“You’re so brave.”
It’s something I’ve heard from many parents, both as a teacher a parent myself. Usually, they were referring to the fact that I had just set out a bin full of colored rice for toddlers to play in, or jars full of water colors for preschoolers to splatter all over coffee filters with eyedroppers.
Wild and exciting times around here as we work on all the plans necessary to get our family moved almost 1,000 miles away this summer. Daunting and exciting, but also, busy and distracting! So posts have been a bit sparse as we’ve traveled up and back several times, trying to find that one piece of dirt we’ll settle down on. But while I’ve been away, there have been some fascinating things coming across my screen that I’d love to share with you! (And if you feel like trading, I’ll be happy to take any tips or links for making a big move with your family or for living in the Pacific Northwest in exchange!) Continue reading
A recent study published by literacy expert Dr. Susan B. Neuman in the Journal of Educational Psychology, has asserted (yet again) that babies do not actually learn to read by watching videos, staring at flashcards, or chewing on any other part of a bundle marketed as educational media for babies.
Image by Dave B.
The Academy Awards were held Sunday night.
Not that anyone (besides me) took note in our household.
I personally don’t mind a little celebrity indulgence now and then, and have a little bit of fun catching up on what people are wearing, who’s saying what, and quite honestly, figuring out what movies actually came out in the past year, as I certainly haven’t gotten around to seeing anything in a theater for far too long.
(*Quick Reminder: My friend Mel is starting her Family Haven eCourse on the 3rd! If you haven’t checked it out yet, do yourself a favor and head on over here! Then come back and read these links, of course!) Continue reading
Just a quick thought for today:
Play is powerful. It’s the process of authentic learning in action. Children play with new ideas, with social rules, and with just about any random item they can get their hands on. It’s an on-going process of questioning, exploring, and experimenting.
Horton Hears a Who is a Dr. Seuss classic, with revived interest from the younger generation thanks to Hollywood. This story is a great tale of the commitment and unselfishness of Horton, and the importance of cooperation and individual contribution from the Who’s.

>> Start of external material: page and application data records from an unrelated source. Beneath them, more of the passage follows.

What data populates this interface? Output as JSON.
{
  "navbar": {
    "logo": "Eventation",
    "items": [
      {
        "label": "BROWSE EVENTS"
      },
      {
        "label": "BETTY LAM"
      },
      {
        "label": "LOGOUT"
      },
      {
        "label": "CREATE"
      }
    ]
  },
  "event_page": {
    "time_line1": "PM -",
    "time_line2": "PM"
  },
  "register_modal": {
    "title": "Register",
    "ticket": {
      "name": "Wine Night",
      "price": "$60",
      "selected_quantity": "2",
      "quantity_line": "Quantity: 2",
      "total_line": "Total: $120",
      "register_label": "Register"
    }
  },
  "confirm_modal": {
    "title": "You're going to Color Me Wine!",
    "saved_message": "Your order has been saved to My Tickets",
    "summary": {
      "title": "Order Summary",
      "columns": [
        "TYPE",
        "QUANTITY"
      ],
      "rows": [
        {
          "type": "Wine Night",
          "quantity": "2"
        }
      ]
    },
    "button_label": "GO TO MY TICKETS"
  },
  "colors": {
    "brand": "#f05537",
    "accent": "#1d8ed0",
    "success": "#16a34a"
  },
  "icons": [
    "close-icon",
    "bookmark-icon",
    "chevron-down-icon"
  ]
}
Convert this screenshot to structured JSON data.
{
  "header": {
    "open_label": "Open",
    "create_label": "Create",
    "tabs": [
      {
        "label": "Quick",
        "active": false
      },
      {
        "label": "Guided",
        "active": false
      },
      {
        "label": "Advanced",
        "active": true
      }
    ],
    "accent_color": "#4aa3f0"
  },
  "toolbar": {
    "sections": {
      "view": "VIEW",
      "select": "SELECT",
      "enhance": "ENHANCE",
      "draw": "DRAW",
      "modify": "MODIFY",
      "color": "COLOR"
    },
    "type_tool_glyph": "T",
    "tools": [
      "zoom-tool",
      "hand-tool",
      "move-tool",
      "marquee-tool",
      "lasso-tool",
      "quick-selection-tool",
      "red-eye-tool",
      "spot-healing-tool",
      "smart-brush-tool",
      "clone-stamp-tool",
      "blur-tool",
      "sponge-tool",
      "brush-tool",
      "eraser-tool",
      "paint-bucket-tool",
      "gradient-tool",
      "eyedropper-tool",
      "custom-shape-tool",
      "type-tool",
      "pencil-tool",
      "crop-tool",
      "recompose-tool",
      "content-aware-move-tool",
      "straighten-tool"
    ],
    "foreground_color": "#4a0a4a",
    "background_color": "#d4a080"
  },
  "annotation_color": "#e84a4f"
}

It reiterates the famous line, “A person’s a person, no matter how small.” That’s something every young child can appreciate! Reading this story also incorporates some fantastic language components including new vocabulary, such as “shirking” and “keen”, and as always, Dr. Seuss’ rhymes are great for building phonemic awareness! Use this story in conjunction with teaching social skills, while doing a Dr. Seuss author study, or as part of a zoo or jungle theme.